- [Component data from apps and pages]:

____

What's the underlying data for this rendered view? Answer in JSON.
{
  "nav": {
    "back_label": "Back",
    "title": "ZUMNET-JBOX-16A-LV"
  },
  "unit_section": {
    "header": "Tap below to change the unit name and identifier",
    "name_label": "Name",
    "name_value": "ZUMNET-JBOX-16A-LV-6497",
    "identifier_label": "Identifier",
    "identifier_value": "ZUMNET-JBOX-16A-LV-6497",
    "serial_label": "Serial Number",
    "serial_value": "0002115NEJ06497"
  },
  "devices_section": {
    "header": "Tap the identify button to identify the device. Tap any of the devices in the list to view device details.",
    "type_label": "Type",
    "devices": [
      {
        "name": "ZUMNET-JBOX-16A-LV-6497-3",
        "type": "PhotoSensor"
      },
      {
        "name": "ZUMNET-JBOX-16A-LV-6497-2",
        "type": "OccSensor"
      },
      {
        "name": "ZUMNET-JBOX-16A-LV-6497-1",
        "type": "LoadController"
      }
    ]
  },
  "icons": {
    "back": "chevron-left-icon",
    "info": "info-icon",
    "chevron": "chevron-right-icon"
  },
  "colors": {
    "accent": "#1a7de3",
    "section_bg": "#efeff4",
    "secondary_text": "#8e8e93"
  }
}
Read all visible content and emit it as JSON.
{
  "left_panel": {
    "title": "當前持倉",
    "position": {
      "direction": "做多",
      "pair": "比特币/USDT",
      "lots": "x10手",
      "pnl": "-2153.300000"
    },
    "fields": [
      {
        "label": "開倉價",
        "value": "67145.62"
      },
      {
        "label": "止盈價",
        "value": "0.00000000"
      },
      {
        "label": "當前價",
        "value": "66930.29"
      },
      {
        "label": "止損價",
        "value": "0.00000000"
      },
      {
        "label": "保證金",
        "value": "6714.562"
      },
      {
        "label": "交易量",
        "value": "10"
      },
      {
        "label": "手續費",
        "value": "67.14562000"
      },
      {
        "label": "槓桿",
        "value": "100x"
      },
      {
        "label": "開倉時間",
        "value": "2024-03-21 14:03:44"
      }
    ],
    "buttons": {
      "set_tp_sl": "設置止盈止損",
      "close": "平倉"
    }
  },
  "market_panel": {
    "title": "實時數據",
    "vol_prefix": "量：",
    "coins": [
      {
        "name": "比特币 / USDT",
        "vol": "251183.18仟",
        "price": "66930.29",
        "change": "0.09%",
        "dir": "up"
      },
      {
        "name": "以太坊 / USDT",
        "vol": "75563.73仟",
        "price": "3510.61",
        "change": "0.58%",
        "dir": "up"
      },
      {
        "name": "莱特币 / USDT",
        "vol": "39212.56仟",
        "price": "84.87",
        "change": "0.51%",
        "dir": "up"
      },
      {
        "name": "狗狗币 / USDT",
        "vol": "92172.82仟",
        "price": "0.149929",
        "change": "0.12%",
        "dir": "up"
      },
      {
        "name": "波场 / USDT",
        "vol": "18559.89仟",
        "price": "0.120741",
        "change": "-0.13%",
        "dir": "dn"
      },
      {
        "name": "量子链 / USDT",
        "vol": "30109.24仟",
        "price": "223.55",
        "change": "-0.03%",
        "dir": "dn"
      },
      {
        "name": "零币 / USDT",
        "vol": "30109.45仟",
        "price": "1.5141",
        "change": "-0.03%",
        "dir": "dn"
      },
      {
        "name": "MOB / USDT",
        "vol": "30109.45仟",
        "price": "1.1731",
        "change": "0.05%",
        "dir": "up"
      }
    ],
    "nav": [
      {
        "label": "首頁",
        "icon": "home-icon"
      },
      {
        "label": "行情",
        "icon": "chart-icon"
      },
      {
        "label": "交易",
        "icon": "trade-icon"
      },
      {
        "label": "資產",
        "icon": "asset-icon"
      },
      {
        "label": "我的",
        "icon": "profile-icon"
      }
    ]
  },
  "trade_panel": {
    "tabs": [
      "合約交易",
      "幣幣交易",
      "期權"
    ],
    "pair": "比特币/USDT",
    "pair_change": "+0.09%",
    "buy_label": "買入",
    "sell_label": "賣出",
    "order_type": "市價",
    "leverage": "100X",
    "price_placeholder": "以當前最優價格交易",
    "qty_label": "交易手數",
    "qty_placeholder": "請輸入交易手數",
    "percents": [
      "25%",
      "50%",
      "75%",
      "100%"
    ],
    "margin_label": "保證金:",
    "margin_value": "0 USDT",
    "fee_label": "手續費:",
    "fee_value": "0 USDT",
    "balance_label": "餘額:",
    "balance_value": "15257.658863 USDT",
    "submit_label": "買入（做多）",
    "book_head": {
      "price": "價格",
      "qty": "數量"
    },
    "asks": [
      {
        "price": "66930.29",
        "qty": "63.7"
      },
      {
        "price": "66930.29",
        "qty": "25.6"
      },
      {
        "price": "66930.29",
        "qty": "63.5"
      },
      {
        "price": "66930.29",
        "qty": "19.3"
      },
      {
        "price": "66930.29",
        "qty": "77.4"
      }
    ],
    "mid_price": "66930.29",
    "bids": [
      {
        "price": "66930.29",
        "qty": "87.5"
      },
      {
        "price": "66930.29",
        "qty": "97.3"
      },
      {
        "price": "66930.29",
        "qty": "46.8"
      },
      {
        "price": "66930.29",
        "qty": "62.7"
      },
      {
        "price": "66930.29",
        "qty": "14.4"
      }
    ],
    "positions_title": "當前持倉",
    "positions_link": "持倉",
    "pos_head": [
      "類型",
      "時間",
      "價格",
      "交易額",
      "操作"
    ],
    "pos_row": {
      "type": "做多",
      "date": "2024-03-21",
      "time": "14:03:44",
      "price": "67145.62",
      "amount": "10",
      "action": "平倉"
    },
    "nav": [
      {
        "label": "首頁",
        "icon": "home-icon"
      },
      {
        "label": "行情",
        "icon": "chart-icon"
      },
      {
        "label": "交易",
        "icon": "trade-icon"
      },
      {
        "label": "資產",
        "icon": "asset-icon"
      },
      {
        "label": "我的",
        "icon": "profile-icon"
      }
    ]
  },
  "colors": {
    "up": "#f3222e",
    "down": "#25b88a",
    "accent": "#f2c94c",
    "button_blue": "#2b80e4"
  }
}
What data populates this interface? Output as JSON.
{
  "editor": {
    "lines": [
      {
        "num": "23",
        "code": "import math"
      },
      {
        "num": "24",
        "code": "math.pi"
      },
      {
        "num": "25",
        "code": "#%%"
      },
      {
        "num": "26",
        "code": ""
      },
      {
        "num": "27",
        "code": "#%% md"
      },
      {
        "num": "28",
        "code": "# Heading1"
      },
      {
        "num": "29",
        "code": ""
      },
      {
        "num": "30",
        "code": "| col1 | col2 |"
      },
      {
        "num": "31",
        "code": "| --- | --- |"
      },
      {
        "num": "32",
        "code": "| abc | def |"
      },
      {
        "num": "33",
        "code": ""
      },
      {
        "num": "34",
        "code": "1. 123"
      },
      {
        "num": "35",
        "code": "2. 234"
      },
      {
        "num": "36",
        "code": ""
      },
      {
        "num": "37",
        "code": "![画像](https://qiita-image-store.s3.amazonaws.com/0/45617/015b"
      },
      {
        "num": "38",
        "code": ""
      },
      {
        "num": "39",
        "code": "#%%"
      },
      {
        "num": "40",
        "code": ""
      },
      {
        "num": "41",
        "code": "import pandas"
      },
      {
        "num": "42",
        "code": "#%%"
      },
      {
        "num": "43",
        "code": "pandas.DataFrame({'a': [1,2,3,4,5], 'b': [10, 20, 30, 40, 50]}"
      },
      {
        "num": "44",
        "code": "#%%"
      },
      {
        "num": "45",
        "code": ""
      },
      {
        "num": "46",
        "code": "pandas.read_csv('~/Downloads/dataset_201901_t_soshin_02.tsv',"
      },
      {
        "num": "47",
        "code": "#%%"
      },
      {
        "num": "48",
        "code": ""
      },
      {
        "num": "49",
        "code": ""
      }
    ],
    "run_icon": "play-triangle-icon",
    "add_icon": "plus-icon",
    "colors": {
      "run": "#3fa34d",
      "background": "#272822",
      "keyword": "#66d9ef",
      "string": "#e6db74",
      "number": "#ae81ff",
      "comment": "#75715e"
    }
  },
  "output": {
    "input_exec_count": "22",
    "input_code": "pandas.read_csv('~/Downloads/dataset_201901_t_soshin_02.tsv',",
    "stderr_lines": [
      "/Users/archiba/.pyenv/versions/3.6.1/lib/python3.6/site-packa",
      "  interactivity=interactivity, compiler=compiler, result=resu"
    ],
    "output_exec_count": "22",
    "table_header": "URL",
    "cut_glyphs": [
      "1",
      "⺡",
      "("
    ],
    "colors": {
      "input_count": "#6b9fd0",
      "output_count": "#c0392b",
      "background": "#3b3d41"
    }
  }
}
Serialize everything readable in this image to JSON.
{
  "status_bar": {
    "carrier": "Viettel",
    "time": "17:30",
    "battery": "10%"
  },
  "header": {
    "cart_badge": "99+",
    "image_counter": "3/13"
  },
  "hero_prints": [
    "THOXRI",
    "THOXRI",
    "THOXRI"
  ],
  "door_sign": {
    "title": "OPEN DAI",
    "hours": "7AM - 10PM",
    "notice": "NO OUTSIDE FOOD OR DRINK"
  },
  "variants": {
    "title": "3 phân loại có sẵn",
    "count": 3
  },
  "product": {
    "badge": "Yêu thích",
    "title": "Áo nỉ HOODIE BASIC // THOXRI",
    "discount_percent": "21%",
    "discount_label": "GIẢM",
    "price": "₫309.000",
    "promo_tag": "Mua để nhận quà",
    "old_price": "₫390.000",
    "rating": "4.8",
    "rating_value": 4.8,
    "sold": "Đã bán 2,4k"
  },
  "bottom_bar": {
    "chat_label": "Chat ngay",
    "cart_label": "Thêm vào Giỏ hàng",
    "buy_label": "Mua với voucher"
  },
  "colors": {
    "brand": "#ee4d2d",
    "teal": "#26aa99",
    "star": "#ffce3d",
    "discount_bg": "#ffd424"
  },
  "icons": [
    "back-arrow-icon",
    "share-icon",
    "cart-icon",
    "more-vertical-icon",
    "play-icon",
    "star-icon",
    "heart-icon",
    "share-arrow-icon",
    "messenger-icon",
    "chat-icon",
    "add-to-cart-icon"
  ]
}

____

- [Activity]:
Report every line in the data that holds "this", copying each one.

- [Exercise solution]:
What's the underlying data for this rendered view? Answer in JSON.
What data populates this interface? Output as JSON.
Serialize everything readable in this image to JSON.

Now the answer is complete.